▸ What you need to do:
Images excluded, repeat each entry below exactly.

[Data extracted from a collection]

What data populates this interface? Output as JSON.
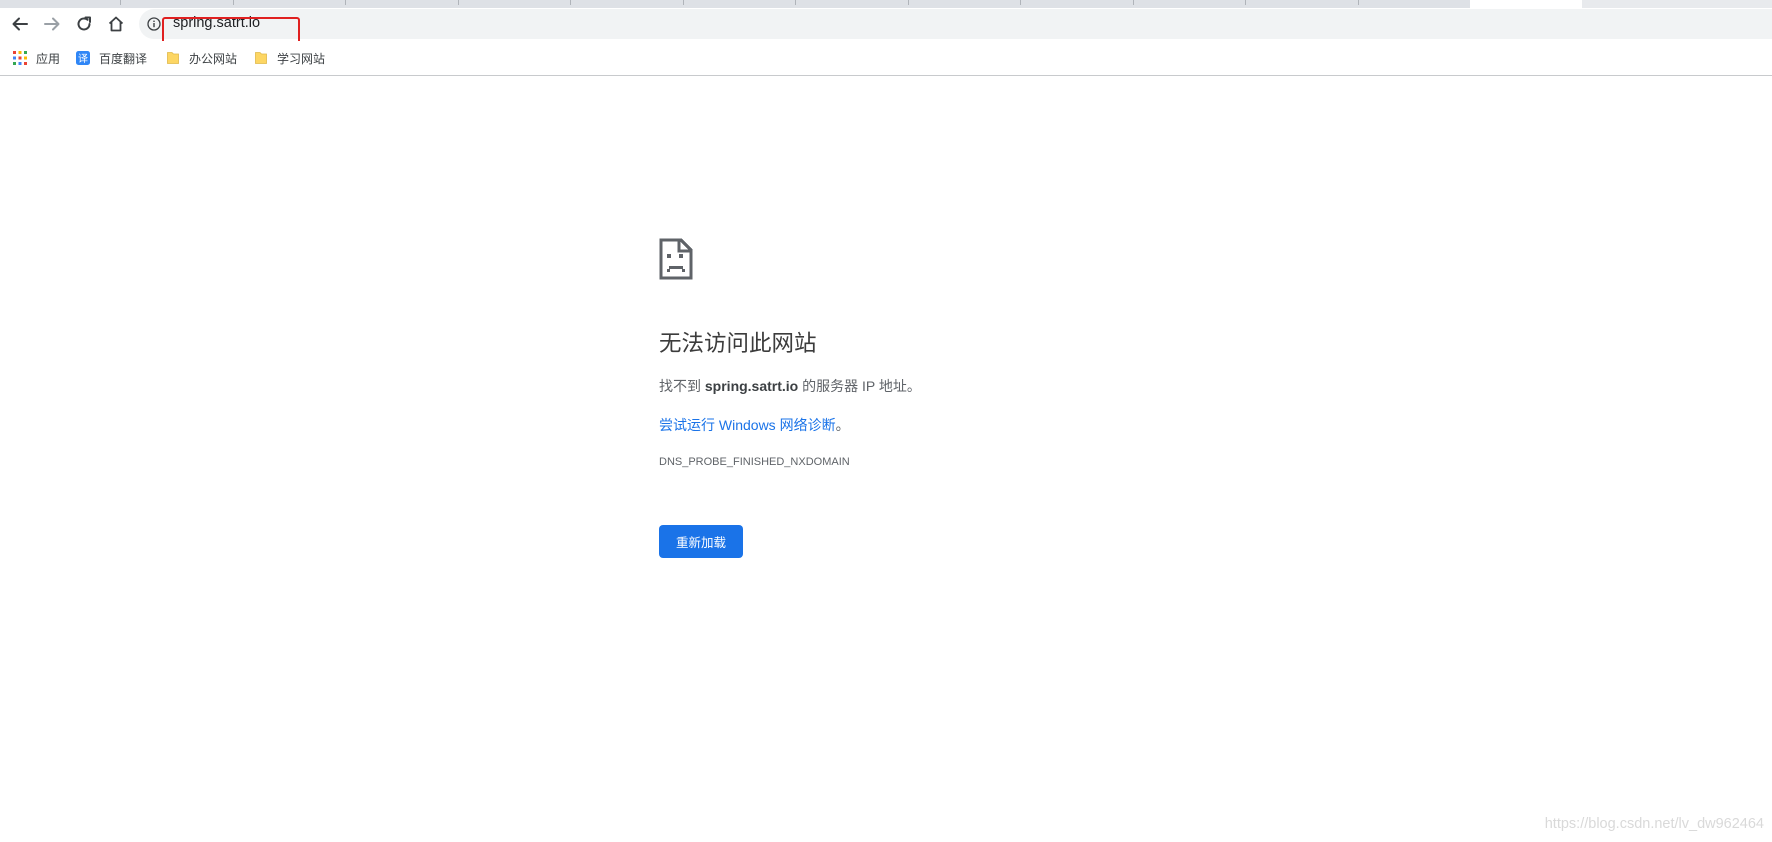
{
  "browser": {
    "url": "spring.satrt.io",
    "bookmarks": [
      {
        "label": "应用",
        "icon": "apps-grid-icon"
      },
      {
        "label": "百度翻译",
        "icon": "translate-icon"
      },
      {
        "label": "办公网站",
        "icon": "folder-icon"
      },
      {
        "label": "学习网站",
        "icon": "folder-icon"
      }
    ]
  },
  "error_page": {
    "title": "无法访问此网站",
    "desc_prefix": "找不到 ",
    "desc_host": "spring.satrt.io",
    "desc_suffix": " 的服务器 IP 地址。",
    "suggestion_link": "尝试运行 Windows 网络诊断",
    "suggestion_tail": "。",
    "error_code": "DNS_PROBE_FINISHED_NXDOMAIN",
    "reload_label": "重新加载"
  },
  "watermark": "https://blog.csdn.net/lv_dw962464",
  "colors": {
    "accent": "#1a73e8",
    "highlight_box": "#e02020"
  }
}
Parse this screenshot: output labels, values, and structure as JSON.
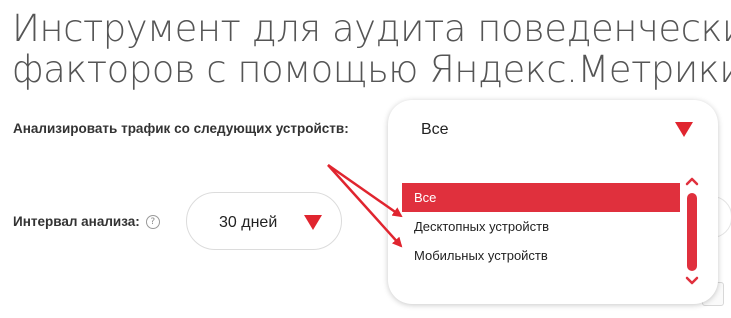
{
  "page": {
    "title_line1": "Инструмент для аудита поведенческих",
    "title_line2": "факторов с помощью Яндекс.Метрики"
  },
  "devices": {
    "label": "Анализировать трафик со следующих устройств:",
    "selected_value": "Все",
    "options": [
      "Все",
      "Десктопных устройств",
      "Мобильных устройств"
    ],
    "active_index": 0
  },
  "interval": {
    "label": "Интервал анализа:",
    "help_glyph": "?",
    "value": "30 дней"
  },
  "colors": {
    "accent": "#e0303d",
    "annotation": "#e0252f"
  },
  "icons": {
    "dropdown": "triangle-down-icon",
    "scroll_up": "chevron-up-icon",
    "scroll_down": "chevron-down-icon",
    "help": "question-circle-icon"
  }
}
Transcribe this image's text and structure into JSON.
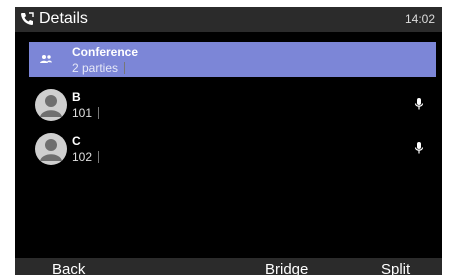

▸ Output for this exercise:
What data populates this interface? Output as JSON.
{
  "browser": {
    "url": "spring.satrt.io",
    "bookmarks": [
      {
        "label": "应用",
        "icon": "apps-grid-icon"
      },
      {
        "label": "百度翻译",
        "icon": "translate-icon"
      },
      {
        "label": "办公网站",
        "icon": "folder-icon"
      },
      {
        "label": "学习网站",
        "icon": "folder-icon"
      }
    ]
  },
  "error_page": {
    "title": "无法访问此网站",
    "desc_prefix": "找不到 ",
    "desc_host": "spring.satrt.io",
    "desc_suffix": " 的服务器 IP 地址。",
    "suggestion_link": "尝试运行 Windows 网络诊断",
    "suggestion_tail": "。",
    "error_code": "DNS_PROBE_FINISHED_NXDOMAIN",
    "reload_label": "重新加载"
  },
  "watermark": "https://blog.csdn.net/lv_dw962464",
  "colors": {
    "accent": "#1a73e8",
    "highlight_box": "#e02020"
  }
}
Parse this screenshot: output labels, values, and structure as JSON.
{
  "page": {
    "title_line1": "Инструмент для аудита поведенческих",
    "title_line2": "факторов с помощью Яндекс.Метрики"
  },
  "devices": {
    "label": "Анализировать трафик со следующих устройств:",
    "selected_value": "Все",
    "options": [
      "Все",
      "Десктопных устройств",
      "Мобильных устройств"
    ],
    "active_index": 0
  },
  "interval": {
    "label": "Интервал анализа:",
    "help_glyph": "?",
    "value": "30 дней"
  },
  "colors": {
    "accent": "#e0303d",
    "annotation": "#e0252f"
  },
  "icons": {
    "dropdown": "triangle-down-icon",
    "scroll_up": "chevron-up-icon",
    "scroll_down": "chevron-down-icon",
    "help": "question-circle-icon"
  }
}
Transcribe this image's text and structure into JSON.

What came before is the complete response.